After Facebook’s announcements at the F8 developer conference today, many of us are excited about finally being able to push that “pre-order now” button for an Oculus Quest headset. For those of you still hesitant to make that purchase, this article could give you that little nudge you require to get your credit card out of the wallet. However, this will not be a review on the Oculus Quest’s features and the power of its highly performant two 6DOF controllers, nor will it get into why the Quest’s ability to function wirelessly and completely independently from a PC is a phenomenal achievement. This will also not give you any benchmarks on why $399 is a very attractive price, no! The sole purpose of this article is to give you the closest thing possible to actually physically having the device in your hands or on your face – with augmented reality, right here in your browser.
Visit this page on your iPhone/iPad in Safari running iOS 12 to view in AR.
Tap on the image above to launch the AR view.
As you might have figured out by now, I am not only excited about the availability of the Oculus Quest, but also about the ability of presenting it to you in AR without asking you to download an app. Web AR continues to grow into our browsing experience and with Apple in the game for almost a year now with its AR Quick Look, expectations are only increasing. If you are an Android user, you might be fully aware of the limitations of Web AR by now as the above “AR Quick View” is only possible on iPhones and iPads running at least iOS 12 and in Apple’s Safari browser. But that’s not the only limitation unfortunately. As much as I am excited about AR Quick Look and the ability to place 3D content on top of the real world, being able to interact with it is key, especially a technical product like the Quest (an IKEA sofa is obviously different). During the development process of the 3D model above, I would have loved to give you the ability to tap on certain parts of the device, for example the front facing cameras, to trigger an animation or additional media explaining the room tracking or the “guardian” boundary preventing you from bumping into walls. But I couldn’t, because that’s not what AR Quick Look was designed to do, at least not for now. I have no doubts though that Apple will add these and more features to its web AR capabilities in the future.

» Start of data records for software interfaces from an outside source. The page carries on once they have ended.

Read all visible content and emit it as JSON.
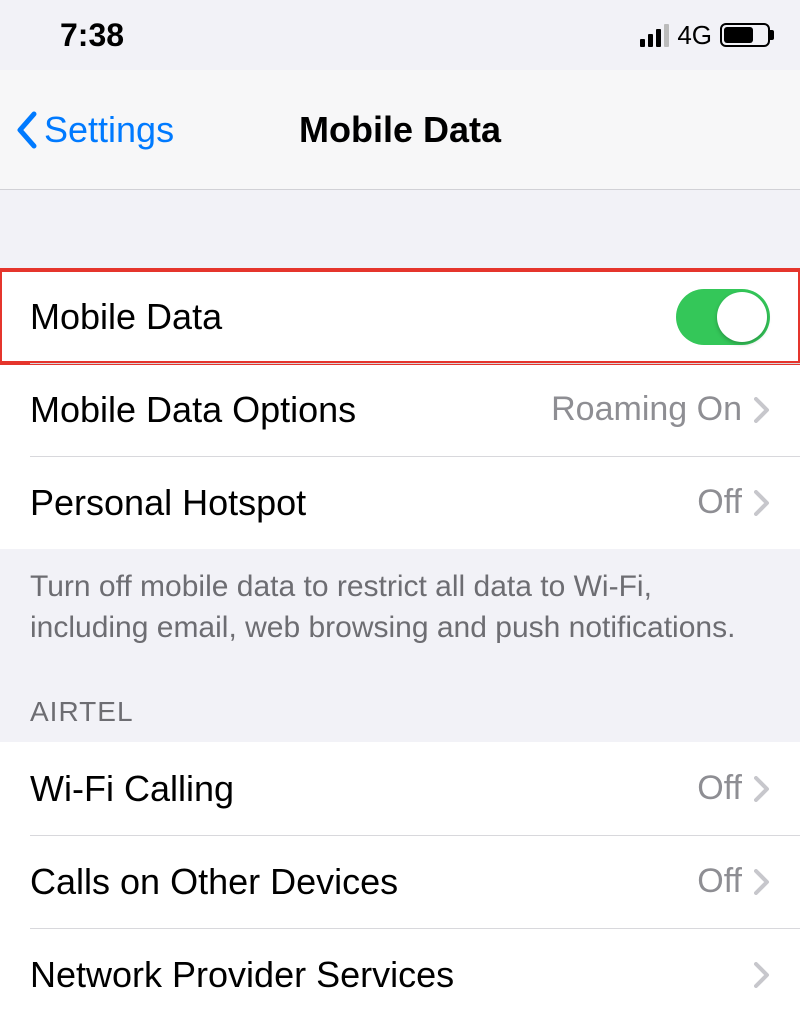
{
  "status": {
    "time": "7:38",
    "network": "4G"
  },
  "nav": {
    "back_label": "Settings",
    "title": "Mobile Data"
  },
  "group1": {
    "mobile_data_label": "Mobile Data",
    "options_label": "Mobile Data Options",
    "options_value": "Roaming On",
    "hotspot_label": "Personal Hotspot",
    "hotspot_value": "Off"
  },
  "footer_text": "Turn off mobile data to restrict all data to Wi-Fi, including email, web browsing and push notifications.",
  "section2_header": "AIRTEL",
  "group2": {
    "wifi_calling_label": "Wi-Fi Calling",
    "wifi_calling_value": "Off",
    "calls_other_label": "Calls on Other Devices",
    "calls_other_value": "Off",
    "network_provider_label": "Network Provider Services"
  }
}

If you are an Android user and you are still reading this, I have good news for you. Google is also preparing AR superpowers for its Chrome browser and it may turn the AR switch ‘on’ during Google I/O next week. But for now, we are stuck with only a special developer build for Chrome, which includes the ability to place and track objects, similar to Apple’s AR Quick View above. You can read all about it on Google’s Augmented Reality for the web page.

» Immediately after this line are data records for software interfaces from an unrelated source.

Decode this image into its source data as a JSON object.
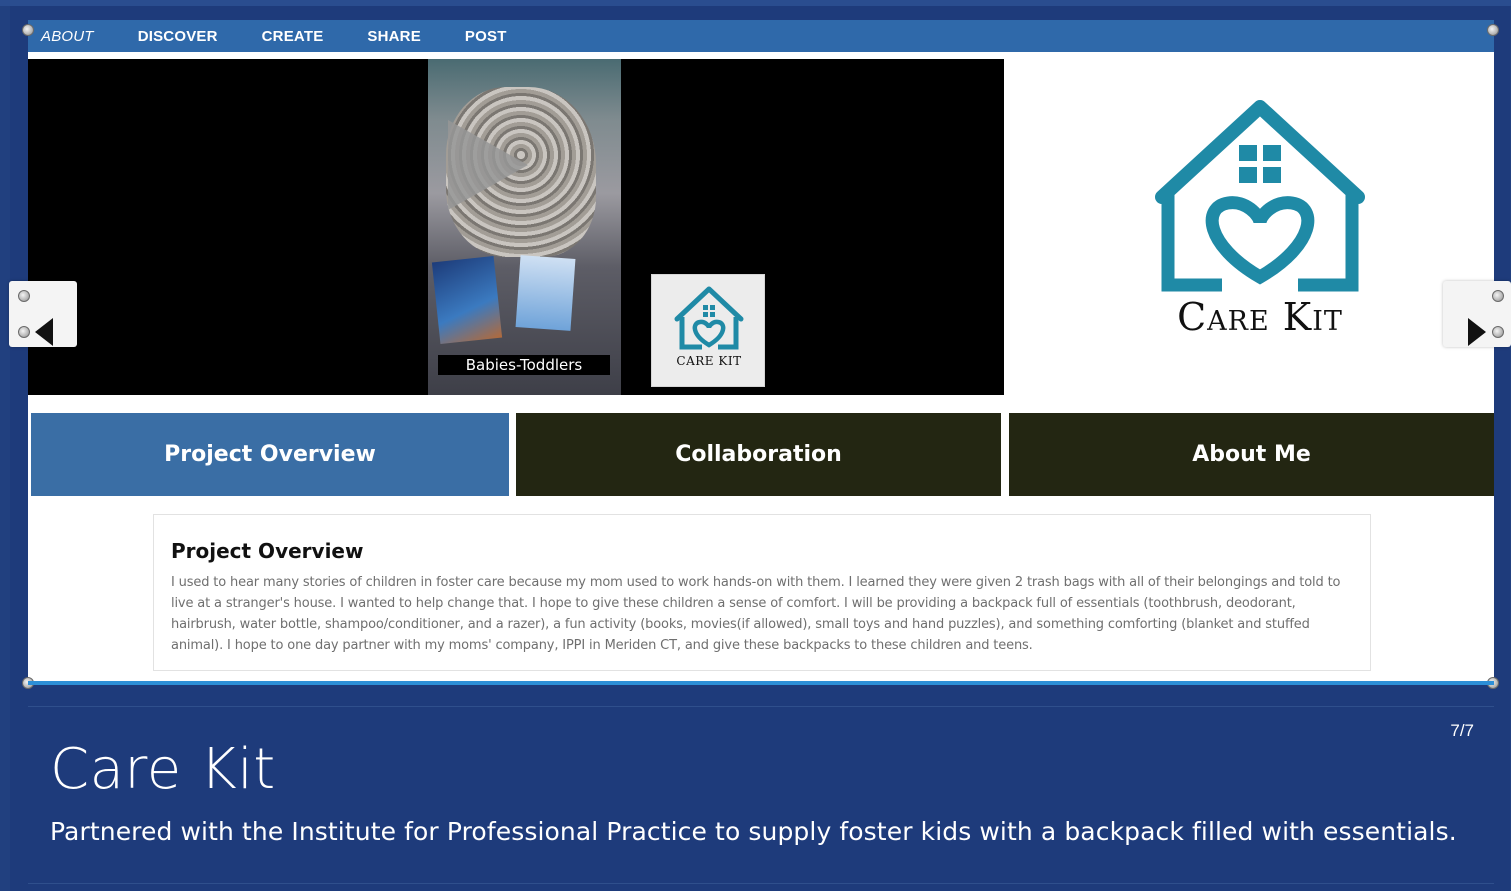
{
  "nav": {
    "items": [
      {
        "label": "ABOUT"
      },
      {
        "label": "DISCOVER"
      },
      {
        "label": "CREATE"
      },
      {
        "label": "SHARE"
      },
      {
        "label": "POST"
      }
    ]
  },
  "video": {
    "caption": "Babies-Toddlers",
    "overlay_logo_text": "Care Kit"
  },
  "logo": {
    "text": "Care Kit",
    "color": "#1f8aa6"
  },
  "tabs": [
    {
      "label": "Project Overview",
      "active": true
    },
    {
      "label": "Collaboration",
      "active": false
    },
    {
      "label": "About Me",
      "active": false
    }
  ],
  "overview": {
    "heading": "Project Overview",
    "body": "I used to hear many stories of children in foster care because my mom used to work hands-on with them. I learned they were given 2 trash bags with all of their belongings and told to live at a stranger's house. I wanted to help change that. I hope to give these children a sense of comfort. I will be providing a backpack full of essentials (toothbrush, deodorant, hairbrush, water bottle, shampoo/conditioner, and a razer), a fun activity (books, movies(if allowed), small toys and hand puzzles), and something comforting (blanket and stuffed animal). I hope to one day partner with my moms' company, IPPI in Meriden CT, and give these backpacks to these children and teens."
  },
  "project": {
    "counter": "7/7",
    "title": "Care Kit",
    "subtitle": "Partnered with the Institute for Professional Practice to supply foster kids with a backpack filled with essentials."
  },
  "colors": {
    "background": "#1e3b7b",
    "nav": "#2f69aa",
    "tab_active": "#3a6ea5",
    "tab_dark": "#232612",
    "accent_line": "#2d8fd7"
  }
}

If you don’t have the patience until then, have a bit of fun now with the Spiderman Homecoming campaign powered by 8th Wall’s technology enabling AR in both Safari for Apple and Chrome for you Google Android users out there. It has its own limitations and is a bit laggy still, but the success of Spiderman climbing through countless of living rooms in recent weeks and months shows what web AR is already capable of today.
If you are interested in more details on the Oculus Quest and why standalone VR will change not only consumer VR, but also VR in the context of the enterprise, you may like to read my article on Innoactive’s blog.